| DATA UNDER STUDY |
-----

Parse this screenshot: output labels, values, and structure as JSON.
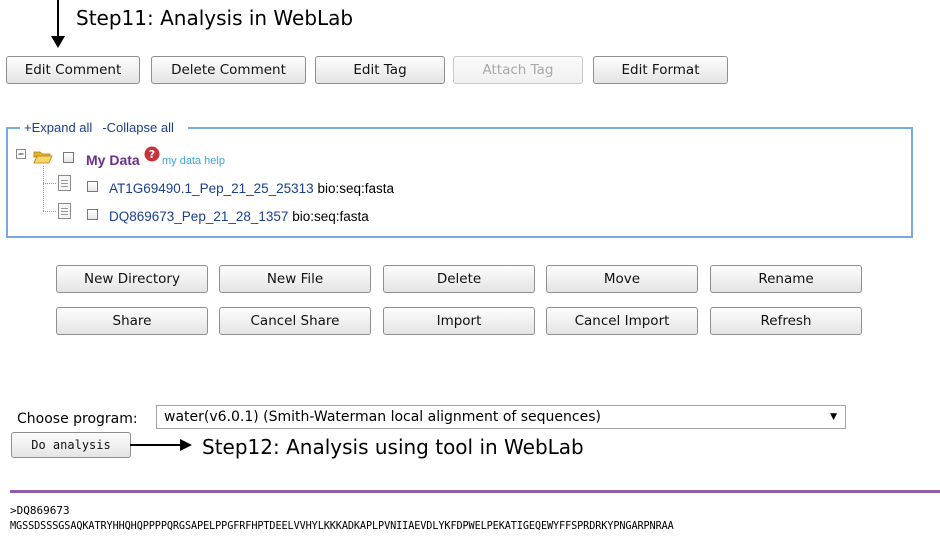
{
  "annotations": {
    "step11": "Step11: Analysis in WebLab",
    "step12": "Step12: Analysis using tool in WebLab"
  },
  "toolbar": {
    "edit_comment": "Edit Comment",
    "delete_comment": "Delete Comment",
    "edit_tag": "Edit Tag",
    "attach_tag": "Attach Tag",
    "edit_format": "Edit Format"
  },
  "tree": {
    "expand_all": "+Expand all",
    "collapse_all": "-Collapse all",
    "root_label": "My Data",
    "help_link": "my data help",
    "files": [
      {
        "name": "AT1G69490.1_Pep_21_25_25313",
        "type": "bio:seq:fasta"
      },
      {
        "name": "DQ869673_Pep_21_28_1357",
        "type": "bio:seq:fasta"
      }
    ]
  },
  "actions": {
    "new_directory": "New Directory",
    "new_file": "New File",
    "delete": "Delete",
    "move": "Move",
    "rename": "Rename",
    "share": "Share",
    "cancel_share": "Cancel Share",
    "import": "Import",
    "cancel_import": "Cancel Import",
    "refresh": "Refresh"
  },
  "program": {
    "label": "Choose program:",
    "selected": "water(v6.0.1) (Smith-Waterman local alignment of sequences)",
    "do_analysis": "Do analysis"
  },
  "sequence": {
    "header": ">DQ869673",
    "residues": "MGSSDSSSGSAQKATRYHHQHQPPPPQRGSAPELPPGFRFHPTDEELVVHYLKKKADKAPLPVNIIAEVDLYKFDPWELPEKATIGEQEWYFFSPRDRKYPNGARPNRAA"
  },
  "colors": {
    "tree_border": "#78a9e0",
    "link": "#1a3f8f",
    "root_label": "#6b2f8f",
    "help_link": "#39a7d6",
    "rule": "#8e5ca8"
  }
}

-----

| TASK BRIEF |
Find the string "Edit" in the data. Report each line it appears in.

| SOLUTION |
    "edit_comment": "Edit Comment",
    "edit_tag": "Edit Tag",
    "edit_format": "Edit Format"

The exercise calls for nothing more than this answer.